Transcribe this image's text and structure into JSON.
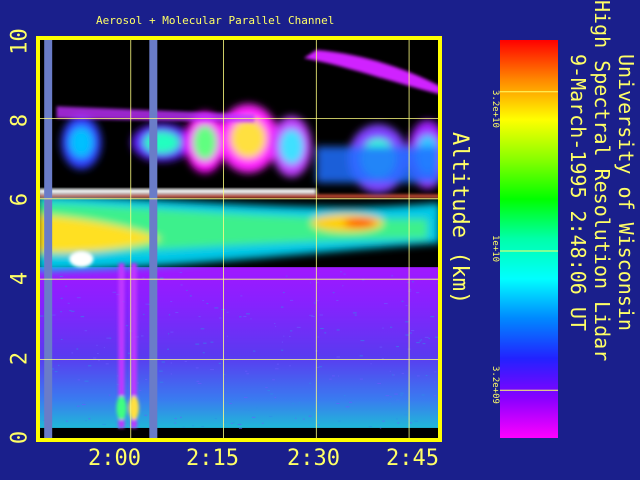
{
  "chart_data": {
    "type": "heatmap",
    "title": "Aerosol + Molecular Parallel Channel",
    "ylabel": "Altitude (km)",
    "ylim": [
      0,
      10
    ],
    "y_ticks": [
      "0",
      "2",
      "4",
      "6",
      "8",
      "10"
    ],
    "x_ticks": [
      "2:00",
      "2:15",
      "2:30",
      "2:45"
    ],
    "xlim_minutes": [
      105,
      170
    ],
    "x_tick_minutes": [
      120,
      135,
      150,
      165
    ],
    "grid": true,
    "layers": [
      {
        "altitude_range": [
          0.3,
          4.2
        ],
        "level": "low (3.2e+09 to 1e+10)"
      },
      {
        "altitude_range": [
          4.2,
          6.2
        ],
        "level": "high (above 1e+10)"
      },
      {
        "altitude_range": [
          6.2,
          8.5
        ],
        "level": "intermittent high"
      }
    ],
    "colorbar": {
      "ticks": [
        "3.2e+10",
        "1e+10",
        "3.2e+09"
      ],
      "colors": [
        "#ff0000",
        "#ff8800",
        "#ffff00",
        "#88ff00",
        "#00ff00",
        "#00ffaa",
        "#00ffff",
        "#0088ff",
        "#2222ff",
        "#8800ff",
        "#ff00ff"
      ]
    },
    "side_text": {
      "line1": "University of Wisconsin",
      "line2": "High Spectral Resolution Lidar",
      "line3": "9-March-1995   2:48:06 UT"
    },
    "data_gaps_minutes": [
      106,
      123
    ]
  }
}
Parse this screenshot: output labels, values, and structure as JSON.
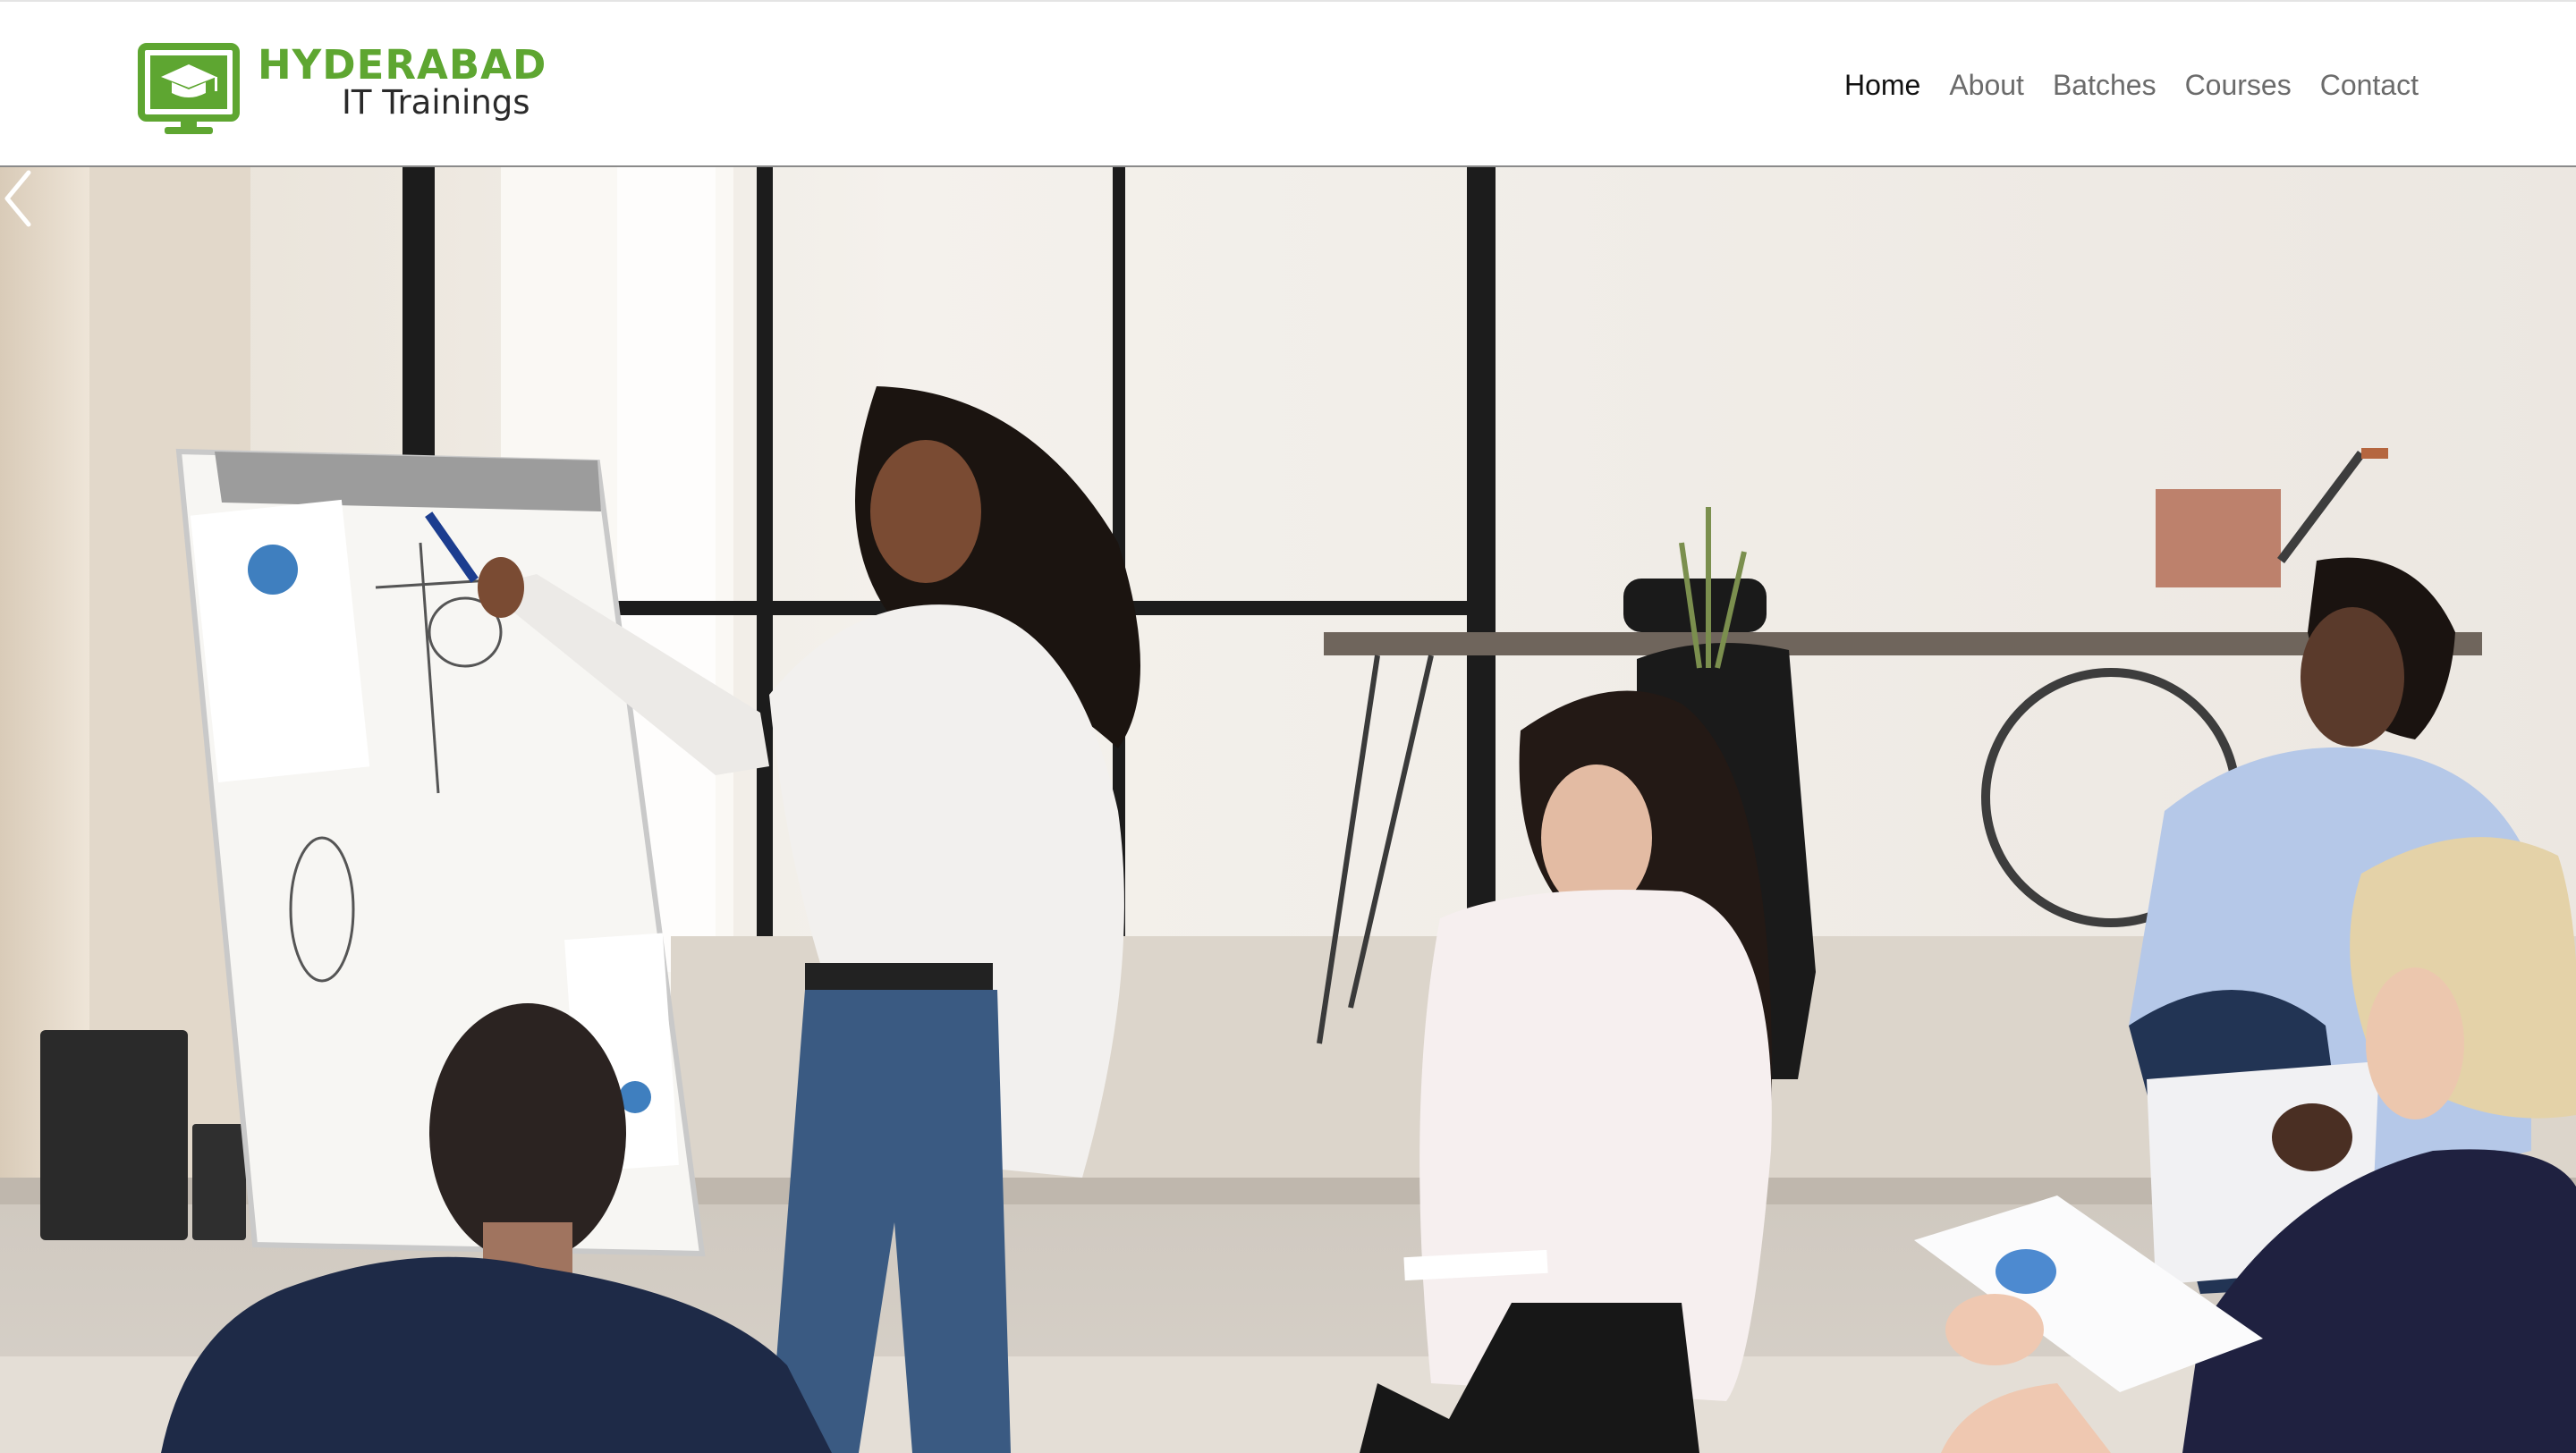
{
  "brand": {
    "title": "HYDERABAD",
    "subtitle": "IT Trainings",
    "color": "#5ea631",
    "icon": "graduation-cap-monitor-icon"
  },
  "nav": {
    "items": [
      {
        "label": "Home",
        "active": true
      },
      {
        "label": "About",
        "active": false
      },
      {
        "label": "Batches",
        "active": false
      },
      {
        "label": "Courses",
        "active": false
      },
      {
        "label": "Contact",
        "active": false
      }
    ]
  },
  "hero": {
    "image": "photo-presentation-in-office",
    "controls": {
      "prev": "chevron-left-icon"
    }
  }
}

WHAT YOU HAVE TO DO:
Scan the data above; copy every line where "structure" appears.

YOUR RESPONSE:
Transcribe this image's text and structure into JSON.
Parse this screenshot: output labels, values, and structure as JSON.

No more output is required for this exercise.